- _TASK OBJECTIVE_: Write the lines below out exactly, dropping each picture.
##### DATA RECORDS
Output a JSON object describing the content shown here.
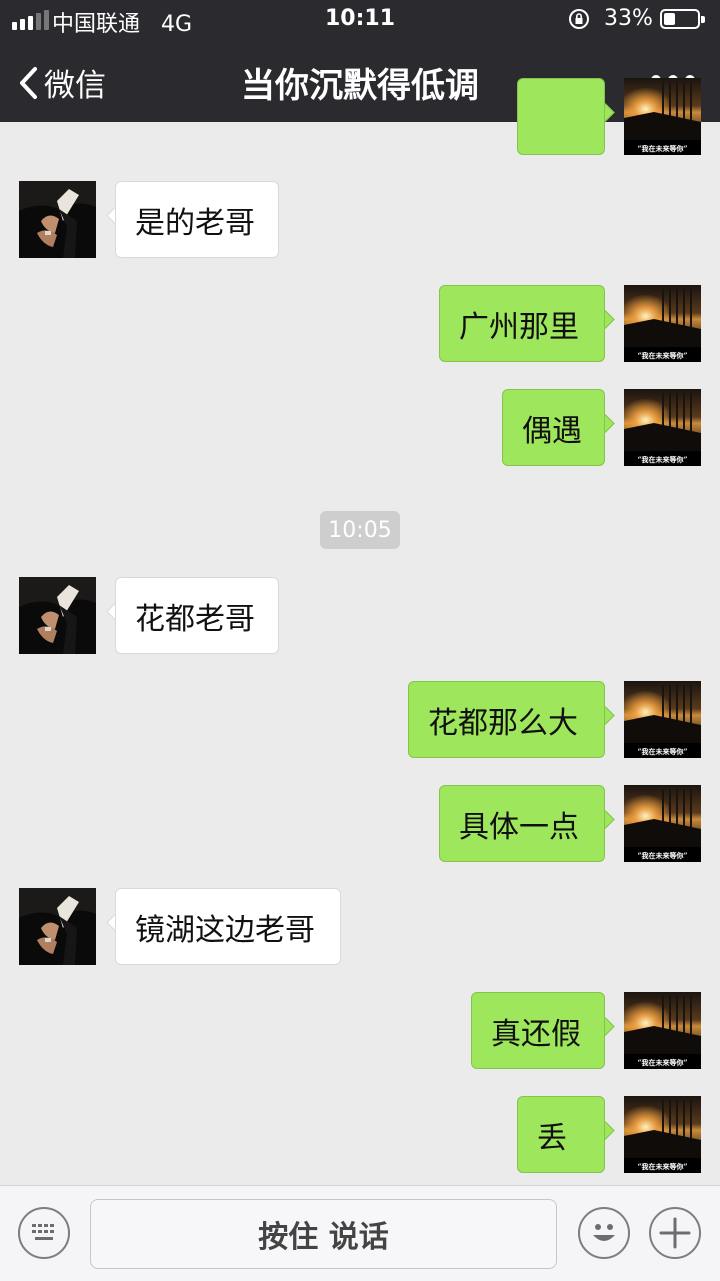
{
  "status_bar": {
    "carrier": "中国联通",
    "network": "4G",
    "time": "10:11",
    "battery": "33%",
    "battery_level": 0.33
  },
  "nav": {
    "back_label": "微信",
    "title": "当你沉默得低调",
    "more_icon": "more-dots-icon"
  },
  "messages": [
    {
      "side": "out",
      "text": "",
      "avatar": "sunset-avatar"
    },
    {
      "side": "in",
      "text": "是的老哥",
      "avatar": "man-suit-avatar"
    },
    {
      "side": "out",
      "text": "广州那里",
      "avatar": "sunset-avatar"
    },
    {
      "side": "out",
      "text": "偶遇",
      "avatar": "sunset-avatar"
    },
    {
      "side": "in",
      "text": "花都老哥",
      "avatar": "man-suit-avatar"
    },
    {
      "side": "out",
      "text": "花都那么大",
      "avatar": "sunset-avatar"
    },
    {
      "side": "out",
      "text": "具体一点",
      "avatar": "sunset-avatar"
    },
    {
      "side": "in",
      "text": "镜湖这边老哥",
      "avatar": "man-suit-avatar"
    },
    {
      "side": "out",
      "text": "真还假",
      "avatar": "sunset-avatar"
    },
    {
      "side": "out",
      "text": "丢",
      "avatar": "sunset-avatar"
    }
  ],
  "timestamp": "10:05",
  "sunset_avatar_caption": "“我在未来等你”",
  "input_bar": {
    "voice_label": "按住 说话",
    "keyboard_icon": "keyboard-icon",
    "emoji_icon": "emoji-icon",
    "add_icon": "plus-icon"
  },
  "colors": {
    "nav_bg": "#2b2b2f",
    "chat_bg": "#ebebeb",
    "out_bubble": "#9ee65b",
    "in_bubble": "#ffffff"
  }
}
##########
- _YOUR RESPONSE_:
Output a JSON object describing the content shown here.
{
  "status_bar": {
    "carrier": "中国联通",
    "network": "4G",
    "time": "10:11",
    "battery": "33%",
    "battery_level": 0.33
  },
  "nav": {
    "back_label": "微信",
    "title": "当你沉默得低调",
    "more_icon": "more-dots-icon"
  },
  "messages": [
    {
      "side": "out",
      "text": "",
      "avatar": "sunset-avatar"
    },
    {
      "side": "in",
      "text": "是的老哥",
      "avatar": "man-suit-avatar"
    },
    {
      "side": "out",
      "text": "广州那里",
      "avatar": "sunset-avatar"
    },
    {
      "side": "out",
      "text": "偶遇",
      "avatar": "sunset-avatar"
    },
    {
      "side": "in",
      "text": "花都老哥",
      "avatar": "man-suit-avatar"
    },
    {
      "side": "out",
      "text": "花都那么大",
      "avatar": "sunset-avatar"
    },
    {
      "side": "out",
      "text": "具体一点",
      "avatar": "sunset-avatar"
    },
    {
      "side": "in",
      "text": "镜湖这边老哥",
      "avatar": "man-suit-avatar"
    },
    {
      "side": "out",
      "text": "真还假",
      "avatar": "sunset-avatar"
    },
    {
      "side": "out",
      "text": "丢",
      "avatar": "sunset-avatar"
    }
  ],
  "timestamp": "10:05",
  "sunset_avatar_caption": "“我在未来等你”",
  "input_bar": {
    "voice_label": "按住 说话",
    "keyboard_icon": "keyboard-icon",
    "emoji_icon": "emoji-icon",
    "add_icon": "plus-icon"
  },
  "colors": {
    "nav_bg": "#2b2b2f",
    "chat_bg": "#ebebeb",
    "out_bubble": "#9ee65b",
    "in_bubble": "#ffffff"
  }
}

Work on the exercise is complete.